When the lights went out, the air-conditioning stopped and communication lines went dead most Manhattan workers must have shared the same thought.
Thousands unable to get home had to bed down outside
Only after they had filed out of the skyscrapers to find the city had suffered a massive power cut did the fears of another terrorist attack begin to ease.
It must have come as a relief to New Yorkers, who spoke of chaos but little panic as the worst power outage in history brought cities across America and Canada to a standstill.
People were stranded on underground trains, airports closed and roads became gridlocked as millions of commuters attempted to get home.
Those who decided to walk included Manhattan worker Lucy, who left her office at 1630 (1200 GMT) arriving at her New Jersey home at midnight.
"I tried to get a ferry from NYC, but they soon stopped from the pier I walked to as they all ran out of fuel," she said.
"The queues were terrible - people fainting everywhere from the heat."
In the Canadian city of Toronto, every available technician was called in after lifts in many buildings suddenly stopped, trapping people inside.

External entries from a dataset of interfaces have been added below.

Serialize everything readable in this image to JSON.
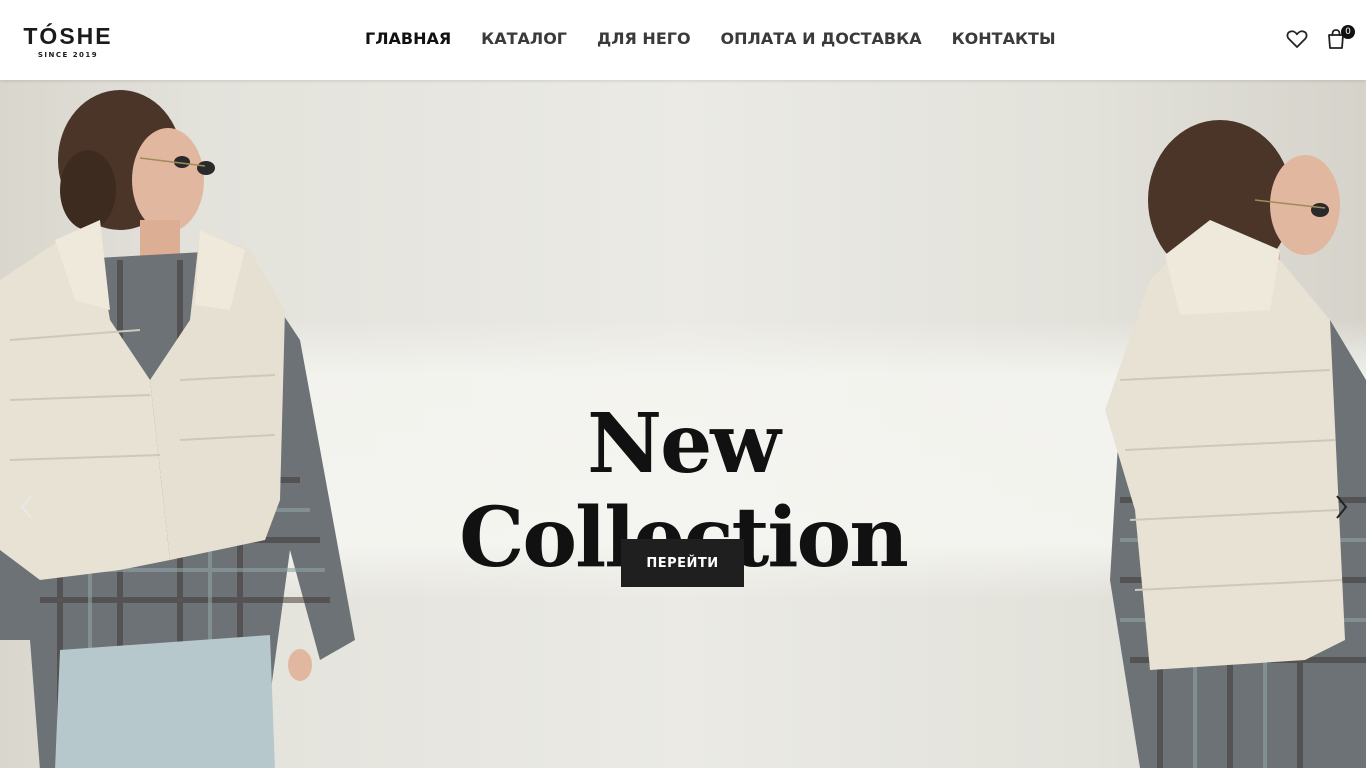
{
  "header": {
    "logo": {
      "name": "TÓSHE",
      "tagline": "SINCE 2019"
    },
    "nav": [
      {
        "label": "ГЛАВНАЯ",
        "active": true
      },
      {
        "label": "КАТАЛОГ",
        "active": false
      },
      {
        "label": "ДЛЯ НЕГО",
        "active": false
      },
      {
        "label": "ОПЛАТА И ДОСТАВКА",
        "active": false
      },
      {
        "label": "КОНТАКТЫ",
        "active": false
      }
    ],
    "icons": {
      "wishlist": "heart-icon",
      "cart": "shopping-bag-icon"
    },
    "cart_count": "0"
  },
  "hero": {
    "title_line1": "New",
    "title_line2": "Collection",
    "button_label": "ПЕРЕЙТИ",
    "prev_icon": "chevron-left-icon",
    "next_icon": "chevron-right-icon"
  },
  "colors": {
    "text_dark": "#111111",
    "button_bg": "#1f1f1f",
    "header_bg": "#ffffff"
  }
}
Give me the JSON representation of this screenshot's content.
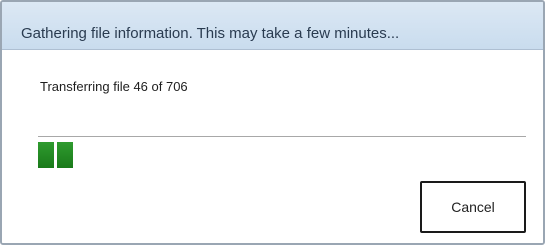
{
  "dialog": {
    "title": "Gathering file information. This may take a few minutes...",
    "status": "Transferring file 46 of 706",
    "progress": {
      "current": 46,
      "total": 706,
      "fraction": 0.065,
      "color": "#1e8a1e"
    },
    "cancel_label": "Cancel"
  }
}
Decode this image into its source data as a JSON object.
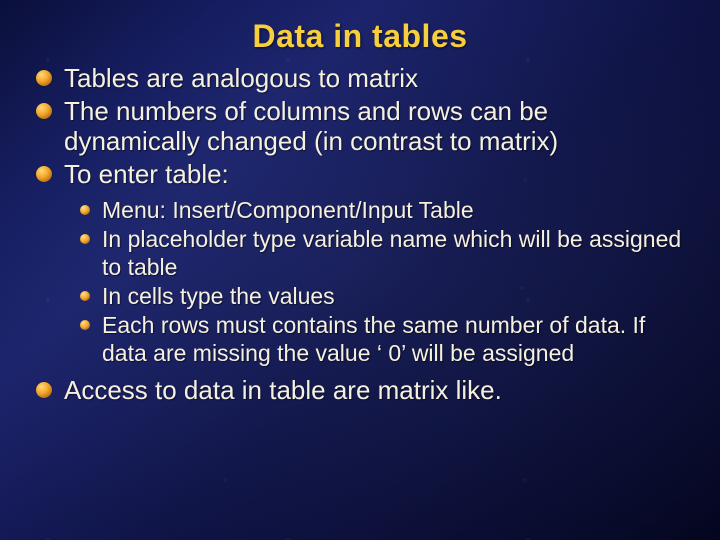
{
  "title": "Data in tables",
  "bullets_top_1": "Tables are analogous to matrix",
  "bullets_top_2": "The numbers of columns and rows can be dynamically changed (in contrast to matrix)",
  "bullets_top_3": "To enter table:",
  "sub_1": "Menu: Insert/Component/Input Table",
  "sub_2": "In placeholder type variable name which will be assigned to table",
  "sub_3": "In cells type the values",
  "sub_4": "Each rows must contains the same number of data. If data are missing the value ‘ 0’ will be assigned",
  "bullets_top_4": "Access to data in table are matrix like."
}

Tens of thousands of people in Manhattan who could not get home found themselves without shelter and were forced to spend the night in the open.
There was a party atmosphere in many parts of the city until the early hours when the need for sleep overtook them.
Public benches were snapped up and covered doorways were turned into mini-shelters.
Forced to sleep on an awning-covered terrace outside an office block, Dai and Keiko Oyama used their outer garments as bedding for their three-year-old daughter.
"What else can we do," Keiko Oyama told French news agency AFP. "We live upstate in Westchester. We're just hoping the power will come back and then we'll try the train station."
While some hotels were criticised for not opening their doors to the stranded and there were tales of looting in Ottawa, many people appeared to rise to the occasion.
Red Cross volunteers supplied drinking water outside New York's Grand Central Station to stop people suffering from dehydration.
RECENT US BLACKOUTS
1996: 4m people hit by electricity outage across nine states
1977: lightning strike leaves New York without power for 25 hours
1965: power loss in north-east US and southern Canada hits 30m people
Candle-lit bars and pubs in many cities stayed open to offer relief to some thirsty people.
Carl in Mississauga, just outside Toronto, told BBC News Online: "Many people helped direct traffic until the police arrived. Fuel prices at some gas stations actually went down, although there were very long line-ups."
An actor - who plays an FBI agent in the US television show The Sopranos - turned real-life cop to help those directing traffic at a gridlocked intersection in the evening rush hour in Manhattan.
"This is why [New York] is the greatest city in the world," he said. "Because people will stop and do this."
For many though, the incident brought back memories of 11 September.
Jessica Nottes was on top of the Empire State building when the power went out.
"We had to walk down 86 flights of stairs," she said. "I kept thinking about the Twin Towers and how I would get down. But everybody was calm."
The question on many New Yorkers' lips though was why, after the events of 11 September, should a major emergency still throw the city into such chaos?
"It shows just how unprepared New York is for a crisis such as this," said Lucy. "You would have thought after 11 September they would have had some better contingency plans."